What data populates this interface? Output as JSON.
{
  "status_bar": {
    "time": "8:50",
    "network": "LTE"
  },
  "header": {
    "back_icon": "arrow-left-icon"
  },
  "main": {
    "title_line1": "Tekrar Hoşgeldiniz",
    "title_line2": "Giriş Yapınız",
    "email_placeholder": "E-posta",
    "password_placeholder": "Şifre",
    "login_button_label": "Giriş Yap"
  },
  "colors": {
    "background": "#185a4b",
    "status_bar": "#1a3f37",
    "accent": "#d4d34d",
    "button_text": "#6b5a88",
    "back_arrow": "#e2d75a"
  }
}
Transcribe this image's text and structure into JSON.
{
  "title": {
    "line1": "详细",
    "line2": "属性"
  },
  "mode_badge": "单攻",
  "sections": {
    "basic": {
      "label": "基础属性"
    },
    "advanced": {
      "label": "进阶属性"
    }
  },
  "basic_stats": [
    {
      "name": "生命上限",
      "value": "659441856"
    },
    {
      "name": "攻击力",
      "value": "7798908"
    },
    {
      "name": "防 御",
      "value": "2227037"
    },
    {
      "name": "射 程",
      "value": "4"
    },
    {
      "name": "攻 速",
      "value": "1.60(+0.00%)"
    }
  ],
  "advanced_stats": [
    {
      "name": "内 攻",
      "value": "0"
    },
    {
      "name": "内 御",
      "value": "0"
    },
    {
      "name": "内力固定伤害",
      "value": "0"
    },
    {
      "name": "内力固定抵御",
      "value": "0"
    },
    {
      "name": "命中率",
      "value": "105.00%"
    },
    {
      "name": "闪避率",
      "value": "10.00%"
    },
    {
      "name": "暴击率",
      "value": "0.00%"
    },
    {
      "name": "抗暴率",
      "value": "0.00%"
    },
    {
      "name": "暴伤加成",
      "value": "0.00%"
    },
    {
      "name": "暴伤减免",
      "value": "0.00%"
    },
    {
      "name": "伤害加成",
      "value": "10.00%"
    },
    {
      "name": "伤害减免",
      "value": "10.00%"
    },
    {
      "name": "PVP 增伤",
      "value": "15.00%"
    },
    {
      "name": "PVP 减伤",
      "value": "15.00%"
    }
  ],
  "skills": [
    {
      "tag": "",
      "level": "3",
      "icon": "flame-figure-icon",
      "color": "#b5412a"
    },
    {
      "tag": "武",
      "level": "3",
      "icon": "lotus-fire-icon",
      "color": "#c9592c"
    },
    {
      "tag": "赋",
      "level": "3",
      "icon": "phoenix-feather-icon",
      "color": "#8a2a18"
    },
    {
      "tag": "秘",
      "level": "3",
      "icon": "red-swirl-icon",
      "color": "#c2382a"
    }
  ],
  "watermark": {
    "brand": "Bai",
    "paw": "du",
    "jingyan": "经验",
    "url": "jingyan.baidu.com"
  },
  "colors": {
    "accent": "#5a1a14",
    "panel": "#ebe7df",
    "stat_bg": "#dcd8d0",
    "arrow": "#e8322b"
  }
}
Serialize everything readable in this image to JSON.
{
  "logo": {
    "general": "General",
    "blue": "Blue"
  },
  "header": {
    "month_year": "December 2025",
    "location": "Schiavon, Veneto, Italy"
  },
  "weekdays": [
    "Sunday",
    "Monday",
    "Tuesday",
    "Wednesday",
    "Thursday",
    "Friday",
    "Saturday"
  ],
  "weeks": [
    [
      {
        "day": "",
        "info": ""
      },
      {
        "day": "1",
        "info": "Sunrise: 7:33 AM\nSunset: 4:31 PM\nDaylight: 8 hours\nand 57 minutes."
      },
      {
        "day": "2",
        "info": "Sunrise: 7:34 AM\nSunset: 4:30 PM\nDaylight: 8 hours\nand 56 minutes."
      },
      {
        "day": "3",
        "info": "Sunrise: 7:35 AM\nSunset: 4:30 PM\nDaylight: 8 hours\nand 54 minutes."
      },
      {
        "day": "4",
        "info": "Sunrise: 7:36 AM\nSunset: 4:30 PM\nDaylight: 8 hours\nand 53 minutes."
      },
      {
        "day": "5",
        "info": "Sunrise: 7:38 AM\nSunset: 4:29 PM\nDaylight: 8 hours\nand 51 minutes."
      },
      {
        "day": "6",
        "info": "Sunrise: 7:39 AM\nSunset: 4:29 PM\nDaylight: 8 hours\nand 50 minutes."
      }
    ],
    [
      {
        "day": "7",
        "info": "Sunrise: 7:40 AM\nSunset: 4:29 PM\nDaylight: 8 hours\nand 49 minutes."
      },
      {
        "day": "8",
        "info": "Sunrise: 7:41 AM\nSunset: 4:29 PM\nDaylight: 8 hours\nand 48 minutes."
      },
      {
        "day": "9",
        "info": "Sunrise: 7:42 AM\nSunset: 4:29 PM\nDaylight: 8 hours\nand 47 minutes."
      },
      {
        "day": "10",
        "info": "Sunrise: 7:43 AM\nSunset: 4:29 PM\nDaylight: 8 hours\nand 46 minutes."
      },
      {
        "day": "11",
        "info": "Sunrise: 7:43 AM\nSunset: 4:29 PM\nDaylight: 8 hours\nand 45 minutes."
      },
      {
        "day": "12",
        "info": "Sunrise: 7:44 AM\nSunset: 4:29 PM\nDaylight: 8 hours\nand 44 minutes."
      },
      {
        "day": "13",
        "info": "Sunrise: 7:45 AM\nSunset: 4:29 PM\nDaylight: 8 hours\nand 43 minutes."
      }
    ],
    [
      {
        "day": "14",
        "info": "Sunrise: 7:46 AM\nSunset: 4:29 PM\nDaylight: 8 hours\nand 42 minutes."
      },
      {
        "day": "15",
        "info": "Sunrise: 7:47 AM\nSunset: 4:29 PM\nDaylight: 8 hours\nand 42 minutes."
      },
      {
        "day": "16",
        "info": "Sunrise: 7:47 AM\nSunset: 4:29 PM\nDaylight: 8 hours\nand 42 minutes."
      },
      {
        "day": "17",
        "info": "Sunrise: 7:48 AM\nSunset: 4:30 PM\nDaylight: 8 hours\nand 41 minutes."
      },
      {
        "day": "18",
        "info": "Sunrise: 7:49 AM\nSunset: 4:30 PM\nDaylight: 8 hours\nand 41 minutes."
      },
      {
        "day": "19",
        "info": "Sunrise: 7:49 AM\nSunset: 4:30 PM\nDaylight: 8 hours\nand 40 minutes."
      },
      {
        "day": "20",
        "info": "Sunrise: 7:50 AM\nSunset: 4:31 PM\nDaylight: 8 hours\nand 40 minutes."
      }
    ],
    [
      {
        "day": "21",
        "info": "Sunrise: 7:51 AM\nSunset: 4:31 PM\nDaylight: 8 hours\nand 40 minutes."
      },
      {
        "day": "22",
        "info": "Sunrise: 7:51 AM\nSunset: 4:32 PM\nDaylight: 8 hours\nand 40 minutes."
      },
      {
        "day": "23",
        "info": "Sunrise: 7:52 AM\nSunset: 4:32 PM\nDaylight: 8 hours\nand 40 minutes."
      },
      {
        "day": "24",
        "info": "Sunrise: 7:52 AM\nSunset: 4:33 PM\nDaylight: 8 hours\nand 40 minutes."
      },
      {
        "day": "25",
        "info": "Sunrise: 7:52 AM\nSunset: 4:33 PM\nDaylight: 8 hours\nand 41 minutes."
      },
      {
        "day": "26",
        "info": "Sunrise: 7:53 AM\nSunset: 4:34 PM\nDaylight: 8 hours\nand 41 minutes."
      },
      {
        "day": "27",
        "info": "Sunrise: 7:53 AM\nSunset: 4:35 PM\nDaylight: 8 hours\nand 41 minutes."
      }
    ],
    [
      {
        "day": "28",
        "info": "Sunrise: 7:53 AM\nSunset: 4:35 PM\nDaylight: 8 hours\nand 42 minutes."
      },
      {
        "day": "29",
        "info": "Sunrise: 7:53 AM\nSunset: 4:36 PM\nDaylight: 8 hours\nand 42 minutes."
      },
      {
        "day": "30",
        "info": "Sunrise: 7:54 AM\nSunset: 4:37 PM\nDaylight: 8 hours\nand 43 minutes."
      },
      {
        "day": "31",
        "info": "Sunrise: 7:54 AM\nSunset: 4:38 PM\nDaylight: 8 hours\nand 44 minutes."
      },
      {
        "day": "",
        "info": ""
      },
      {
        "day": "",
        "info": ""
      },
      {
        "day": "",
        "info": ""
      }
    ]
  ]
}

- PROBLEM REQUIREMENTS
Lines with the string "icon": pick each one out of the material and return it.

- REPLY
    "back_icon": "arrow-left-icon"
      "icon": "flame-figure-icon",
      "icon": "lotus-fire-icon",
      "icon": "phoenix-feather-icon",
      "icon": "red-swirl-icon",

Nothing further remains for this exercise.